The following post is based on a guest lecture delivered as part of UWE Bristol’s Politics and International Relations Seminar Series.
Our history books and much of academia has been written by individuals in a position of power. That power may simply lie in the writer’s ability to articulate a subject well, but it is a form of power all the same.
Even today, in an era of digital media, the powerful can exert a disproportionate and controlling influence due to their resources. In political debate ‘history’ is often drawn upon by way of substantiating a point of view, presenting a truth or fact which cannot therefore be questioned.
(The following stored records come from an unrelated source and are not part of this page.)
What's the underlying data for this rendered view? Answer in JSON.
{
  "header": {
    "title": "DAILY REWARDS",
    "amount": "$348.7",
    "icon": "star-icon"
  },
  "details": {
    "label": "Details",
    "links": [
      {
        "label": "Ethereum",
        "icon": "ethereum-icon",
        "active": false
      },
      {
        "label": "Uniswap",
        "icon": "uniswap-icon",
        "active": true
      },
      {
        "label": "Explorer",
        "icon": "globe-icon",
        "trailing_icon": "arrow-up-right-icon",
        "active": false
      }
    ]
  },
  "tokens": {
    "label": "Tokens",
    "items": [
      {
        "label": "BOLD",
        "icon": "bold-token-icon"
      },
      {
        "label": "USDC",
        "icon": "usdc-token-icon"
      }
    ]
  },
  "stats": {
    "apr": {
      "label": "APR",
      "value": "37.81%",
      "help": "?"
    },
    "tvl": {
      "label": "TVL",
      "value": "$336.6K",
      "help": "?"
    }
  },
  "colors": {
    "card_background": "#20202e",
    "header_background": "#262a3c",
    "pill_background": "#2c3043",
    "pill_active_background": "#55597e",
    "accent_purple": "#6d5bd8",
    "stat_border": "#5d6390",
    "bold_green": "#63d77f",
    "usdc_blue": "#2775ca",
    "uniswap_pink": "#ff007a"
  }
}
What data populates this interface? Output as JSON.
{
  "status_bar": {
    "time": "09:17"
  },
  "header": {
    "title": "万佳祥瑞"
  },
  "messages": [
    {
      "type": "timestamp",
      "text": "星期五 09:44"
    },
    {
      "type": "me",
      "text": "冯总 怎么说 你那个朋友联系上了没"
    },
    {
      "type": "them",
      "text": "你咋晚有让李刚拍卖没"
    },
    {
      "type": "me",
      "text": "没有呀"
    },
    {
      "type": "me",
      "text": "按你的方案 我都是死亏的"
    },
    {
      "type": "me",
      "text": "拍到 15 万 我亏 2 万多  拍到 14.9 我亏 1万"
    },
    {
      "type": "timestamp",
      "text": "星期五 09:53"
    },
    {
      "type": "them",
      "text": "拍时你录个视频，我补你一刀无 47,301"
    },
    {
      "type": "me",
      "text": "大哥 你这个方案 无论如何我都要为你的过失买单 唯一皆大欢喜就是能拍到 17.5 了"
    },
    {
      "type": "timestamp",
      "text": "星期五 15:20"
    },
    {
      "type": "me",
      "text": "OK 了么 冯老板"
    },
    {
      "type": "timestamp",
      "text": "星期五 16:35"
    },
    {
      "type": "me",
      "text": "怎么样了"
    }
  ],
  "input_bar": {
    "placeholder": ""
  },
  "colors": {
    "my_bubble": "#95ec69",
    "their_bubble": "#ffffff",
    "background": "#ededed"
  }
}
‘History’, however is not a single truth, but rather a record of the powerful, who, (even with the best of intentions) are limited to recording events from a particular perspective. Such perspectives have value, of course, but inevitably when people are spoken ‘about’, or spoken ‘for’, stereotypes and generalisations become a necessity. Generalisations and stereotypes conjure assumptions, brush over intricacies and drown out human emotion. When history is told in the third-person in this way, stimulating empathy and understanding in the reader or viewer is limited.
Throughout the world there exists a tension between ‘stereotypes’, largely due to the assumption that generalisations conjure. In the UK the heated debate around migration centres not on an individual seeking a better life for the ones they love, but rather on a pauper in search of benefits. Likewise, the unemployed are portrayed not as vulnerable individuals but rather as idle beings that have‘chosen’ to live off of the welfare state at the expense of the hard working tax payer.
Stereotypes are particularly powerful when they describe something unfamiliar. There is little reason to question a generalisation if we have no personal experience of it and hence we are more inclined to accept the stereotype along with the assumptions embedded within it. When we talk about human beings in terms of a stereotype, for example; the immigrant; the refugee; the unemployed; the criminal; the homosexual; the disabled, the stereotype becomes more of an object or thing expected to behave and look a particular way. Subsequently the human impact is muted by the dominant narrative. Personal affects, emotions and intricate details left to one side, leaving the story told unstable, incomplete and misleading.
After graduating from UWE Bristol I set up A Silenced Voice to tackle the dehumanising affects that stereotypes and generalisations can have on individuals. Our objective is to turn up the volume on more personal stories in order to break down stereotypes and assumptions. By sharing personal experiences through face to face interaction, complexities, emotions and intricate practical details are bought to life and the stereotype can be replaced by a human being with whom we can empathise, interact and begin to recognise and relate. As a result, tension and misunderstandings between stereotypes can be broken down and individuals can begin to understand one another more profoundly.
There are a number of different ways that people can share their experiences and/or stories, and we recognise that not everybody wants to speak in public. To that end we have a blog where individuals can find personal stories to which they can relate. We are currently creating a webpage of speaker profiles for those who wish to speak, and for those who are new to public speaking we deliver workshops focused on individual empowerment and/or enhancing your public speaking/story telling skills.
The long term goal is to lead the way in Equality and Diversity training in education and the workplace led by individuals who are with firsthand experience of what equality and diversity are supposed to represent. Rather than talking ‘about’ minorities, for instance, the disabled, the bisexual, the addict, or gender inequality we bring those affected by the stereotype to the table to speak for themselves.
It is early days; however the interest has been overwhelming. We are currently looking for experts from around the globe who may wish to share information with us, trustees (based in the UK), and speakers (either in the South West of England or able to travel there), bloggers (from around the world), and partner organisations who share our mission to give volume to the voices of individuals who are affected by stereotypes so that human understanding can flourish. Please be assured that as a blogger you may remain anonymous.
If you are interested in any of the above, or have some feedback for A Silenced Voice please do get in touch.